In areas with sandy, fast-draining soil, like parts of the Southwest, South Florida, and Coastal South, you may need to water plants daily or even twice a day during the hottest days of summer. No matter where you live, drip irrigation is probably the best, most economical watering option.What are the signs of overwatering tomato plants? ›
Overwatered plants may have wilted or yellowed stems and leaves, or the leaves might develop bumps and blisters or fall off entirely if plants continue to get too much water. Another way to tell overwatered plants from underwatered ones, once the case is severe enough, is to check the roots.
Reduce watering, but don't stop it altogether. Tomatoes are 90+% water - they continue to need water as they ripen. But it's true that reducing the amount of moisture they get will help speed ripening along.
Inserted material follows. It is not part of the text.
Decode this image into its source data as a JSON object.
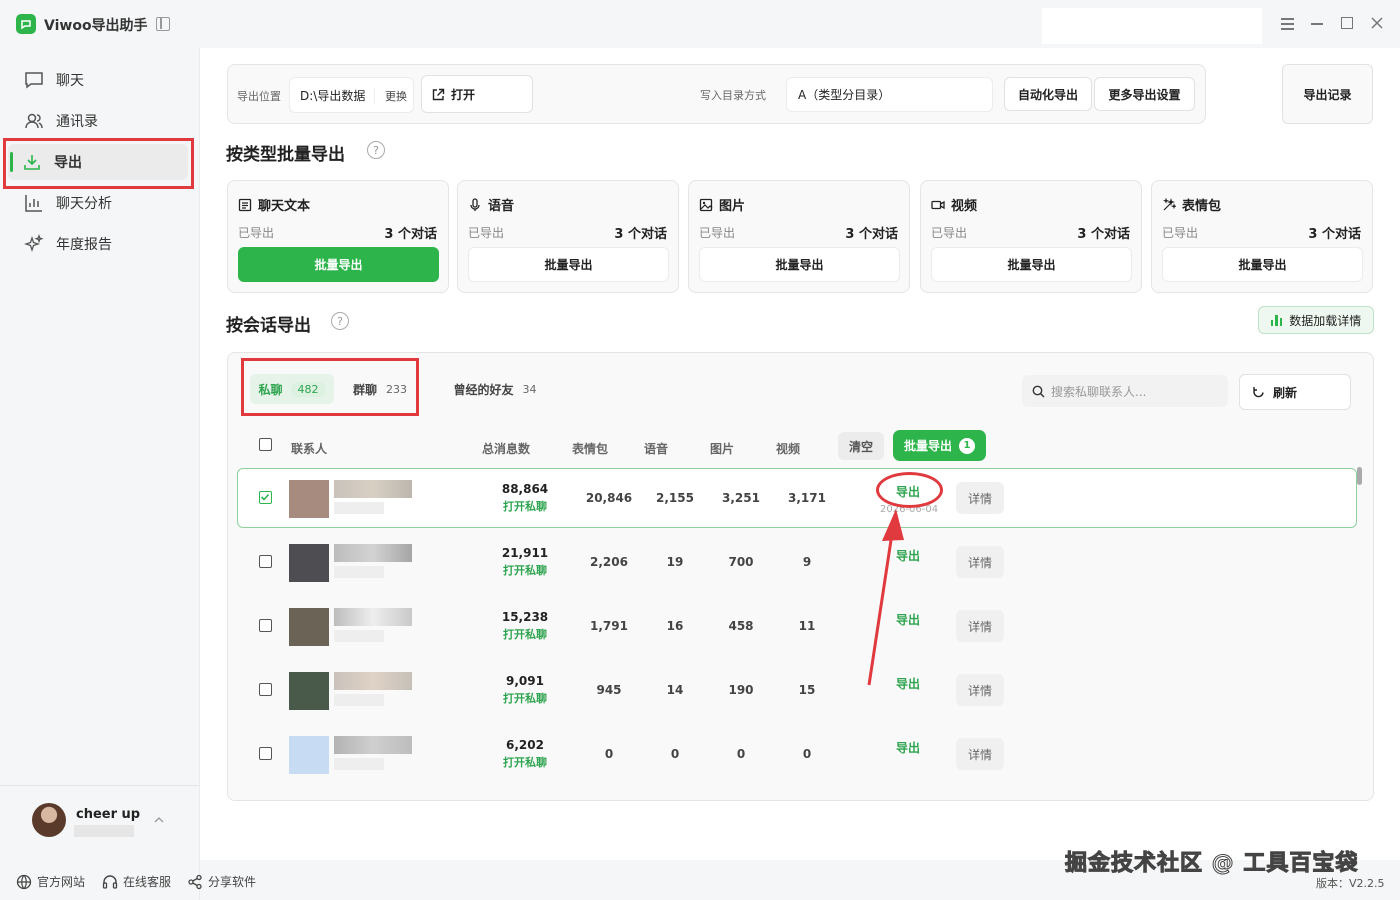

Be sure to keep track of rainfall.How often should I put Miracle Grow on my tomato plants? ›
- Fill your garden with big, bountiful vegetables when you use Miracle-Gro® Water Soluble Tomato Plant Food.
- Water soluble fertilizer starts to work instantly to promote beautiful results.
- Apply every 7 to 14 days so your plants can flourish throughout the season.
To boost fruiting, especially with plants in containers, feed every 10–14 days with a high potassium liquid fertiliser once the first fruits start to swell.Do you feed tomato plants everyday? ›
In a similar way, start feeding the tomatoes when the flowers appear, perhaps every two weeks, moving to every week as the plant grows in vigour and twice weekly when the fruits are plentiful.